Although the sales figures are still near record levels, vehicle sales have levelled off over the past several years. So, many dealers may have a few extra vehicles on the lot. A high supply and relatively low demand always means a buyer’s market. If you’re thinking about buying a new car or truck, now may be the time.
However, rushing off to the dealer is a bad idea. A new vehicle is a significant investment and vehicle sales environments are notoriously high-pressure. Before you buy, it’s important to get solid information, like the data you’ll find at car-buying-strategies.com. To best use this data, it’s a good idea to have a plan. Here are some things this plan should include.
Examine Vehicles and Compare Features
The manufacturer’s website and online reviews are the best places to go. But keep in mind that these sources are not 100 percent accurate.

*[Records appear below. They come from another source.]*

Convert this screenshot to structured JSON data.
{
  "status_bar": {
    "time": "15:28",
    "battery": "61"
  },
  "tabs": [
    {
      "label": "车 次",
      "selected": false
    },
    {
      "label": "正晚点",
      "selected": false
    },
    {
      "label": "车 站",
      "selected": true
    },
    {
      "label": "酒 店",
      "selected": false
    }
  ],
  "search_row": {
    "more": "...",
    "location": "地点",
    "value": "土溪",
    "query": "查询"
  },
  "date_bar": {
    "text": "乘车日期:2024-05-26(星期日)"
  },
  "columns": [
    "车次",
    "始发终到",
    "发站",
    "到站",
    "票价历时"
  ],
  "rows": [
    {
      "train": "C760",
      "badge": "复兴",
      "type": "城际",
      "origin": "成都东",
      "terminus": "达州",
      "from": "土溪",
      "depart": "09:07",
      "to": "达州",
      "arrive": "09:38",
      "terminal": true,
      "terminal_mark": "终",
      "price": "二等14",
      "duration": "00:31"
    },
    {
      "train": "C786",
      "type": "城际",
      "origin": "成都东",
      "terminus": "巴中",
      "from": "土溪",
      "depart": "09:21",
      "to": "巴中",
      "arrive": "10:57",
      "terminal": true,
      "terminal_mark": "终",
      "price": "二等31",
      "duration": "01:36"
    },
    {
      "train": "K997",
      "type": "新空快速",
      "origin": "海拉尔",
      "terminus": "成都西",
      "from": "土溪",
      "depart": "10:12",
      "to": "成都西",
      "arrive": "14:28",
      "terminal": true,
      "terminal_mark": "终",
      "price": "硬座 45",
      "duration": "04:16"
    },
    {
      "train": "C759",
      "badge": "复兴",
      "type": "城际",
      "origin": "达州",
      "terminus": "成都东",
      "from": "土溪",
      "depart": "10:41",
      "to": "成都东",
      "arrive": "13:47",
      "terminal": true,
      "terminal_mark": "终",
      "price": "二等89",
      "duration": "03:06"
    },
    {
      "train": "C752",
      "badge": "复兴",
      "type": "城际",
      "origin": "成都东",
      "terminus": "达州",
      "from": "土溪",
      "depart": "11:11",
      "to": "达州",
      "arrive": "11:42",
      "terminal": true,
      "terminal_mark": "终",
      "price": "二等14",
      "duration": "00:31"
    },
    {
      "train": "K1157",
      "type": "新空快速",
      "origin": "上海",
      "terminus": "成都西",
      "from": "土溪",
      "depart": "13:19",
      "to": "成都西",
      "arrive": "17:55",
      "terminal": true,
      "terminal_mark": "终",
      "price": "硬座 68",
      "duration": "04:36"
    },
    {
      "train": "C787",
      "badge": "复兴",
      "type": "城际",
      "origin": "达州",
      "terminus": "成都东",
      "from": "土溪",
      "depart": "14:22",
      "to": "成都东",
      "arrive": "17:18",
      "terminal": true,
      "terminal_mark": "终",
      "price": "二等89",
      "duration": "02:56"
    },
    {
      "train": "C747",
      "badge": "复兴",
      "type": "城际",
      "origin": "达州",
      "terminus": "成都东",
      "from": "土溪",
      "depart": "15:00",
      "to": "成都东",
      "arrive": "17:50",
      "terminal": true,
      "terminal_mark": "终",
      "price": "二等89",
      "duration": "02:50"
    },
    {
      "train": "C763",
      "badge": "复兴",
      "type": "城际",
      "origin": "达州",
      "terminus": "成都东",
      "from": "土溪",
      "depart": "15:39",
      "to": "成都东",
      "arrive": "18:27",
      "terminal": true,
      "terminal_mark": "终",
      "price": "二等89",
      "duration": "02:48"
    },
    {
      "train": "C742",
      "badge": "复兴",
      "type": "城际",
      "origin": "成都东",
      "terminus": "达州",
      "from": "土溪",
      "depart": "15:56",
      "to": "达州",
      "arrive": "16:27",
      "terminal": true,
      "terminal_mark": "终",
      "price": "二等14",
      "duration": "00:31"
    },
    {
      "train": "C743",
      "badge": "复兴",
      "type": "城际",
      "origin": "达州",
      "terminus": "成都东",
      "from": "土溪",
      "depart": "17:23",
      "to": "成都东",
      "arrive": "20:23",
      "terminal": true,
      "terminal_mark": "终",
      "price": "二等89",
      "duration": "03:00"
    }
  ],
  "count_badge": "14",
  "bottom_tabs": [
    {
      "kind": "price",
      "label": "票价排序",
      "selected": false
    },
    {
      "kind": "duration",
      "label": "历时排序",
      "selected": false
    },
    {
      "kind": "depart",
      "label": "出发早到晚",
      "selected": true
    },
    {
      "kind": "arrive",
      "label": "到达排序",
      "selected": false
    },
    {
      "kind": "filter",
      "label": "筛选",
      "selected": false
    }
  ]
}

Vehicle-maker websites obviously only mention a vehicle’s positive attributes.
Online reviews are a great supplement. Keep in mind, however, that the reviews are usually either five stars or zero stars. If people think their new car is just “okay,” they rarely leave online reviews. Moreover, many people roll their dealer experience into their vehicle reviews, and your experience may be different.
Once you have a two or three vehicle shortlist, look into financing options. When you go to a bank or credit union, it’s a good idea to already have your financial information in hand, so the institution does not run a credit check and lower your score.
As far as terms are concerned, a 60-month loan is usually best. Shorter-term loans have high monthly payments, and longer-term loans cost too much in terms of interest payments. Consider combining a 10 percent down payment with gap insurance. That way, you will not go underwater.
This bank financing gives you an idea of what you can afford. You can also compare it to the dealer-offered financing and see who gives you the best terms. The dealer may come down a little if it means keeping the loan in-house.
Decide What to Do with Your Old Vehicle
Very briefly, you can either sell it yourself or turn it over to the dealer. Owners usually make more money off private retail sales, but there is a substantial hassle factor. Dealer turnover typically yields a lower price, but the transaction is completely seamless. The difference is often six of one and a half-dozen of the other distinction. However, if your old car still has a loan, and it probably does, the hassle factor goes up significantly.
Find a local dealer and arrange a test drive. Here are a few quick do’s and don’ts:
- Don’t just show up on a weekend or evening. The salesperson will be busy and your may have to wait a while. Instead, schedule an appointment early in the week and in the morning if possible.
- Do ask about dealer-installed options. Add-ons like nitrogen in the tires can add hundreds, or thousands, to the price.
- Don’t simply drive around the block. Take some time to see how the car handles at different speeds and on different roads. Also, consider how your family will fit into the car. Bring a carseat if applicable.
- Don’t feel obligated to buy the car on the spot. Go home and think about it first if necessary.
After the test drive, carefully review pricing. Don’t just focus on the monthly finance payment. Also consider gasoline and insurance.
Buying a car can be a fun experience. It’s even more fun if you have a designated plan in mind.